So, it turns out that Canon’s new mirrorless may not be full frame, after all. What does seem to be a pretty strong bet now, though, is that it’ll shoot 4K UHD video. Canon Rumors first mentioned the idea of a new Canon mirrorless camera being capable of shooting 4K video last month, Now, they say that they have confirmation that the rumour is accurate.
When we magnify even the most ordinary object, we can discover interesting new worlds. Photographer and videographer Andrew “Drew” Geraci did this with food we see and consume every day. With help of a microscope and a camera, he magnified his subjects 1000x and turned them into an abstract and trippy video. His short film titled Structure shows us the unseen, micro world of the things we see every day.
Quite a few folks seem to have been considering the switch from Apple to Microsoft ever since the whole MacBook Pro dongle thing. Not everybody, though. Some chose to stick with Apple and either just dealt with the dongles or buy Type-C USB cables for their accessories. It seems, though, that the idea of switching from Apple to Windows has been popping up again lately.
With the price tag for the high end versions of Apple’s recently announced iMac Pro coming in at over $13K, it’s understandable. One such filmmaker is Philip Bloom, who’s been having a go with a new MSI 4K editing workstation to replace his Mac Pro, which seems to be getting slower by the day.
Okay, we know that phone cameras can’t really compare to high-end professional gear. But this doesn’t mean phone cameras aren’t getting better and can’t give you some neat results. Lee Morris from FStoppers compares the new iPhone X with his favorite camera for the video, Panasonic GH5. He shoots 4K footage on both cameras in different conditions, and I have to say – the iPhone is surprisingly close to the GH5.
For video lovers, the biggest point about the new iPhone 8, 8 Plus and X is the ability to shoot 4K UHD video at 60fps. They also all shoot 1080p at up to 240fps. 4K UHD at 60 frames per second is starting to become more common, though. the YI 4K action camera has been able to do it for over a year now. So why can’t our regular cameras?
In this video, video tech YouTuber, Max Yuryev explains the answer to that question. There are a number of contributing factors, but the main cause of them is that the processors inside most DSLRs and mirrorless cameras just aren’t good enough.
As technology is advancing, our notion of what’s “standard” changes. The resolution used to be measured in lines, and today 4K is rapidly becoming a standard. But according to Matt Granger, 8K is to replace it in the near future. In this video, he explains why it’s important to embrace 8K as soon as you can, even though it’s still quite challenging. He gives the typical reasons against it but tries to beat them with his reasoning why you should be ahead of the curve and start investing in 8K.
The Magic Lantern team made an announcement that they added 4Kraw video recording to Canon EOS 5D Mark III. Since the news was released on April 1st, it left us all wondering – can this be true? And a few days later, we realize that it apparently can. It’s still an early concept with some of its quirks, but it works and achieves what seemed impossible to achieve.

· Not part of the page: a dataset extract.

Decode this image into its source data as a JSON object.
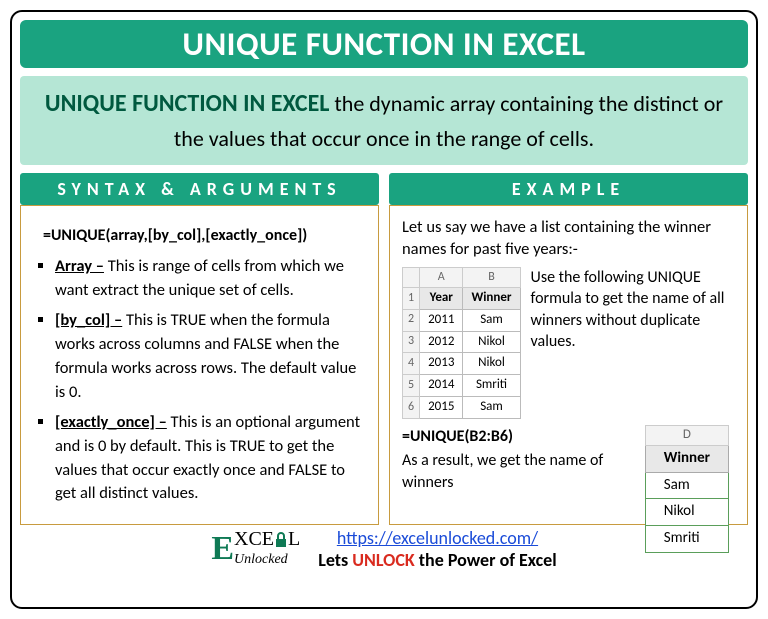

Google’s Pixel phone has received a lot of attention since it was announced just a few short weeks ago. This attention is most notably caused by its camera. After quite a boastful announcement, DxOMark gave it the highest score it’s ever given to a mobile device. There’s a little sample footage out there now, but not a lot of it shows off the true range of capabilities.
YouTubers Nat and Lo were given a pair of Google Pixel phones for a day to go and play with. And play they did. They tested many of the phone’s features on both the front facing 1080p and rear facing 4K cameras. They shot in bright outdoor and dark indoor conditions, and discovered a couple of very neat features.
I’ll save you some time and give you the short version. If you thought the 5D Mark III was awesome, then you’ll think the 5D Mark IV is awesome. It’s at least as good as its predecessor. It has a few significant new features, but overall, it may not be worth the cost for 5D Mark III owners to upgrade. But it might. If you want to know a little more, keep reading and watching.
In this set of videos from Jim Goldstein at All Things Photo, we get a great in-depth look at the 5D Mark IV’s features. There’s a lot of videos, so you might want to sit back with a large drink, and schedule a bathroom break. There’s a big review, a quick review, and a look at some of the 5D Mark IV’s most asked about features.
So, the guesswork and speculation can end. Canon have now officially announced the 5D Mark IV DSLR. As expected, some photographers are a little underwhelmed, if the comments I’m seeing on Facebook are anything to go by. The video guys seem happy, though, mostly.
But it does have a few fairly significant upgrades for stills photographers. The new 30.4MP CMOS sensor is one, sure it’s not the 50MP of the 5DS, but it’s still a nice jump over the Mark III’s 22.3MP. Dual pixel RAW files are another great feature, albeit at the cost of storage space. This works on a similar principle as Lytro, allowing you to slightly adjust your focus in post. But let’s have a look at the full specs.